Caroline predominantly wants a boot that will increase hiking comfort and efficiency. She isn't all that concerned with downhill performance, but the boots should offer her confidence and control when skiing in varied conditions. Caroline should pick from the many mid-range AT boots on the market. Lightweight and packed with comfort features, these boots provide great uphill performance and comfort with walk modes that allow for a generous range of motion when hiking. Buckle and strap systems in this group are designed to make the transition from hike mode to ski mode quick and easy.

What you should consider when buying Alpine Touring Bindings

Just like with skis and boots, one style of AT binding does not work for everyone.

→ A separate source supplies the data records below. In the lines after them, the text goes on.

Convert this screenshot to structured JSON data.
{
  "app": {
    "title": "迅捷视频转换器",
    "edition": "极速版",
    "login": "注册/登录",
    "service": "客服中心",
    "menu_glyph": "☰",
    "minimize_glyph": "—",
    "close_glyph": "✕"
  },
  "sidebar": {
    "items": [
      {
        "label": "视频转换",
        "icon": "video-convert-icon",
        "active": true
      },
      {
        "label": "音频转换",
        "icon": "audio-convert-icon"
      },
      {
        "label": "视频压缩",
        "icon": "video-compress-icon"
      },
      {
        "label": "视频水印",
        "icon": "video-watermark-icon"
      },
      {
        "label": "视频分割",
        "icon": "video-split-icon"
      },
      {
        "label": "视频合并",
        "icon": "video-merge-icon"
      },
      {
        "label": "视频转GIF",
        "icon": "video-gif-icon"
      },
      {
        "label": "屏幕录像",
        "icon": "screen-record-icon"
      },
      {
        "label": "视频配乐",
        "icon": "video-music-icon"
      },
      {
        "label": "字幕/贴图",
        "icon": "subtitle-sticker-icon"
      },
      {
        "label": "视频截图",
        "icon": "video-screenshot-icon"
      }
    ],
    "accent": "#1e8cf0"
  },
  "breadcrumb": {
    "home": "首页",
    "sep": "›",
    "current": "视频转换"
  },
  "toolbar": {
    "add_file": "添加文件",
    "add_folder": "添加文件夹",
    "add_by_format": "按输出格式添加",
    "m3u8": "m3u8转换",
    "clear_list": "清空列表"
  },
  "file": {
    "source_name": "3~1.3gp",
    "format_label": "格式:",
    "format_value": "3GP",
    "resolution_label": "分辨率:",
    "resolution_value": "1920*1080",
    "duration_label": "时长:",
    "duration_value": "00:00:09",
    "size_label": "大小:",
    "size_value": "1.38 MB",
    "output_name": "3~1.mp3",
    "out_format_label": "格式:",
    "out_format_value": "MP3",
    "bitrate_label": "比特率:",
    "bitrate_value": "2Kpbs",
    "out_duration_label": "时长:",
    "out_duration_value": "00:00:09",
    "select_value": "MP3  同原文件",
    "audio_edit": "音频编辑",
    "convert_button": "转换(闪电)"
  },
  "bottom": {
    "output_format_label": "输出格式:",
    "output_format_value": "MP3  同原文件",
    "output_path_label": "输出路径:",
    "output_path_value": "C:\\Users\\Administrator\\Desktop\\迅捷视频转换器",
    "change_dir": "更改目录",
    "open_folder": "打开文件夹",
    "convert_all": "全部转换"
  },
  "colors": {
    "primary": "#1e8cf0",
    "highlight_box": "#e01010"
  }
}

It all depends on how you plan to use your ski set-up and what you want to get out of your alpine touring experience. So how do you choose AT bindings? Well walk you through everything you need to know to choose the perfect binding to complete your set-up.

What are AT Bindings?

A quick overview of what an alpine touring or AT binding is is important before diving in too deep. Like skis and boots, the difference between AT bindings is in the balance they strike between uphill and downhill performance. And it's that balance that you want to focus on when choosing the right binding for you.

When fully engaged in their respective "ski modes", AT bindings allow you to ski downhill using downhill skiing technique. The level of downhill performance each delivers varies based mostly on how focused the binding is on delivering uphill performance. Generally speaking, an AT binding that delivers great downhill performance will often sacrifice uphill performance, typically being heavier, so that it can be more rigid and allow to drive the skis better when ripping the second half of your lap.

When in "uphill mode", AT bindings allow you to lift your heels to make skinning and hiking more natural and comfortable. A binding designed to deliver a better uphill experience will oftentimes have added features that will make skinning and hiking more comfortable and natural. Features like additional heel lifts, sometimes referred to as Climbing Aids, increase the height of the heel platform so as the terrain steepens your heel does not need to drop as far, increasing comfort and making skinning on steep terrain feel more natural.

Types Alpine Touring Bindings

Tech-Style AT Bindings

Light weight

Natural pivot point when climbing

Need boots with tech inserts

There are many models now that ski like alpine bindings when going downhill.

Newer bindings in this category are fully DIN certified. Traditional tech bindings have no DIN certification.

Examples: Atomic and Salomon Shift Bindings (fully DIN certified)

Frame AT Bindings

Ski just like an alpine binding

Works with all alpine boots

Fully DIN certified


Can affect the flex of the ski underfoot

Pivot point at toe is not as natural for climbing

Examples: Marker F10 Tour, Marker F12 Tour EPF

Hybrid AT Bindings


Natural pivoting point for climbing

Some models can perform similar to alpine bindings

Require tech inserts in boots

Examples: DPS R14 Touring Bindings, Black Diamond Fritschi Xenic 10 Alpine Touring Bindings